Bonn, Germany – The results of a research paper on multi-level governance spearheaded by ICLEI Southeast Asia Secretariat (ICLEI SEAS) was presented during the 9th Global Forum on Urban Resilience and Adaptation held in Bonn, Germany last April 26-28, 2018.
Zeroing in on climate planning and implementation, the research paper looked at the experiences of Philippines and Indonesia. The research explored the best way to enhance climate change planning and implementation by initially finding out governance barriers faced by national and local government vertically and horizontally in the Philippines and Indonesia. The primary methodology used in the research was a thorough desk review and analysis of pertinent reference materials including policies and regulations concerning climate change, results of relevant national and local workshops, as well as in-depth interview of key resource persons.
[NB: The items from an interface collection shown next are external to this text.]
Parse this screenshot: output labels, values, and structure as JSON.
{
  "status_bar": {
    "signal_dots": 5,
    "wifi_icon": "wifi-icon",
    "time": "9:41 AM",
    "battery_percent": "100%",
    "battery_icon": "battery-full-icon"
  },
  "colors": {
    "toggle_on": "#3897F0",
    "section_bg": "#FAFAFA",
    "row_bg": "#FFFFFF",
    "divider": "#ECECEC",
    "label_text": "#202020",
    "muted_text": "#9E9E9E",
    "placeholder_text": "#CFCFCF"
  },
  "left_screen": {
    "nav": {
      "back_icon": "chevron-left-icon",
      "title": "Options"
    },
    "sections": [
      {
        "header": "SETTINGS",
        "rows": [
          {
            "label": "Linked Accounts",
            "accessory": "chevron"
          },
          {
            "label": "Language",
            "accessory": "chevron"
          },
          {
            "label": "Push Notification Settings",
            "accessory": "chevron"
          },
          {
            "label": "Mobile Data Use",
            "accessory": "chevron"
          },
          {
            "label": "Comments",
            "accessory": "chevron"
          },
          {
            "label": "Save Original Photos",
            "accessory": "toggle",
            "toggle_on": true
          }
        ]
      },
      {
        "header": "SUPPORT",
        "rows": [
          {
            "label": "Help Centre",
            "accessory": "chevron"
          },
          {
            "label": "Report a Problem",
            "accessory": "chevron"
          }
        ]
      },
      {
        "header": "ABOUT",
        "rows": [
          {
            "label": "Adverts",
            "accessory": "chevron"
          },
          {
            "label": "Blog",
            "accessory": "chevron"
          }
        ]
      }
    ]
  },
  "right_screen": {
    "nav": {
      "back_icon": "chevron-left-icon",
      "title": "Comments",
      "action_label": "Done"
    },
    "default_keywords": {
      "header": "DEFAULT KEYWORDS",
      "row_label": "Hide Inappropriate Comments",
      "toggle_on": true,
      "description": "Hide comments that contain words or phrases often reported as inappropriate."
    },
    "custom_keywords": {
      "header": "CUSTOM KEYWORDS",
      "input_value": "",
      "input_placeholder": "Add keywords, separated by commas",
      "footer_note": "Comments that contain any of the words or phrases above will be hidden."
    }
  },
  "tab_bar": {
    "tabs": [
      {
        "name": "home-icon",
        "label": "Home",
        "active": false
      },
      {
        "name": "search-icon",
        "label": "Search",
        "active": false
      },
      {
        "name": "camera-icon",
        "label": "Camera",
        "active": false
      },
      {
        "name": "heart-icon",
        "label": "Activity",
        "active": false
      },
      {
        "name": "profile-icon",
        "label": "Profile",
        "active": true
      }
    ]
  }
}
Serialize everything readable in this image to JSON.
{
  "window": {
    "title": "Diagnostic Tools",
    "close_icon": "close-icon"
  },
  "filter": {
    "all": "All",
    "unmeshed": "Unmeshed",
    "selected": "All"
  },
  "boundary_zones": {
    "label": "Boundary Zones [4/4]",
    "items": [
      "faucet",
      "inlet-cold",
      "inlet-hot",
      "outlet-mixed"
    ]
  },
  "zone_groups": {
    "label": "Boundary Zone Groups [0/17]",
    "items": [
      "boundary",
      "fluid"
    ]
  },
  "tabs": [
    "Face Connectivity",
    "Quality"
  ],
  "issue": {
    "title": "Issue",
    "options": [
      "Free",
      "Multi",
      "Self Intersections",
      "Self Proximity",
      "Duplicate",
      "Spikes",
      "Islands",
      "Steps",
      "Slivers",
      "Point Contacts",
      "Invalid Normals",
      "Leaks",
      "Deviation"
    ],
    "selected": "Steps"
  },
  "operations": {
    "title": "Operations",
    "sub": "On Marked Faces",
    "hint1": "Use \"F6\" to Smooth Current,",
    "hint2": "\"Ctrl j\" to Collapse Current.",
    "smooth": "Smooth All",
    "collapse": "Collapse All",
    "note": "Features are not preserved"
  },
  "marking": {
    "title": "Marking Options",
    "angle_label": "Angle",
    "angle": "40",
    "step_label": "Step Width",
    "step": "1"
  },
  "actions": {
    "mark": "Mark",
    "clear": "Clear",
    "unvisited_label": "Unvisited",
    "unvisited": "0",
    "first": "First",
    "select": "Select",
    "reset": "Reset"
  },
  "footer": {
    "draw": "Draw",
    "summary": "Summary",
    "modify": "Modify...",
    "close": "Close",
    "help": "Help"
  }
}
In his presentation, Mr. Bima Fitriandana, Project Assistant at Yayasan ICLEI Indonesia, emphasized that it is necessary to look into policies, laws, and mandates of different levels of government to foster better cooperation. He also explained that there should be an active system to mainstream climate change issues. Furthermore, there is a need to create a coordinating agency that oversees collaboration amongst national and local government units.
He also added the importance of leaders’ political will; the president, relevant sectoral ministries, and mayors who have considerable powers to determine the priorities and direction of future development.
The parallel session, where the research paper was presented, aimed to convey the importance and barriers of multi-level governance and the significance of the Talanoa Dialogue as an approach in seeking better vertical and horizontal coordination.
Ms. Maryke van Staden, Director of the carbonn Center and Low Carbon City Program Manager at ICLEI World Secretariat, underscored that the Talanoa Dialogue provides space to explore the enhancement of climate action implementation between national and local governments.
Mr. Oswar Mungkasa, Deputy Governor for Spatial Planning and Environment of DKI Jakarta, shared that there is fragmented governance occurring in the province and its surrounding areas. He echoed the need to prioritize collaborative governance and bring together various stakeholders to discuss solutions to the issues faced by the local governments, especially those which are cross-boundary in nature such as transportation, waste management and energy sector.
Other speakers included Ms. Nidhi Mittal, UK-based urban and climate resistance specialist and Ms. Rebecca Cameron professional officer for Climate Change, Energy and Resilience at ICLEI Africa. Both speakers presented cases which showed that fragmented governance equates to disintegrated implementation.
Participants concluded that the problems on multi-level governance tend to be similar in nature but differs on the countries’ local context. Some of these challenges may stem from sectoral egotism while some, as in the case for Indonesia, may be a product of different development priorities and insufficient awareness about environmental sustainability. Therefore, there is a need for countries to have specific approaches to improving climate governance.
Hosted by the City of Bonn since 2010, the Resilient Cities Congress is considered a milestone event connecting local government leaders and climate adaptation experts to discuss adaptation challenges facing urban environments around the globe.
Themed “Tracking local progress on the resilience targets of SDG 11,” this year’s edition featured high-level speakers including Ms. Patricia Espinosa, Executive Secretary, United Nations Framework Convention on Climate Change (UNFCCC); Ms. Mami Mizutori, Special Representative of the UN Secretary-General for Disaster Risk Reduction, United Nations Office for Disaster Risk Reduction; Mr. Norbert Barthle, Parliamentary State Secretary to the Federal Minister for Economic Cooperation and Development, Germany; and Mr. Ashok Sridharan, Mayor City of Bonn, Germany, ICLEI First Vice President, and Special Messenger to the UNFCCC and carbonn Climate Registry.
This year’s Congress is also considered as an official Talanoa Dialogue. Launched by the COP23 Presidency of Fiji, the Talanoa Dialogue is designed to take stock of and strengthen implementation of each country’s Nationally Determined Contributions (NDCs). Talanoa is a traditional word used in Fiji to describe an inclusive and transparent dialogue and decision-making process. By focusing on three fundamental questions: Where are we; Where do we want to go; and How do we get there?, the Talanoa Dialogue aims to explore stories, build empathy, and make wise decisions for the collective interests through sharing ideas, skills, and experiences.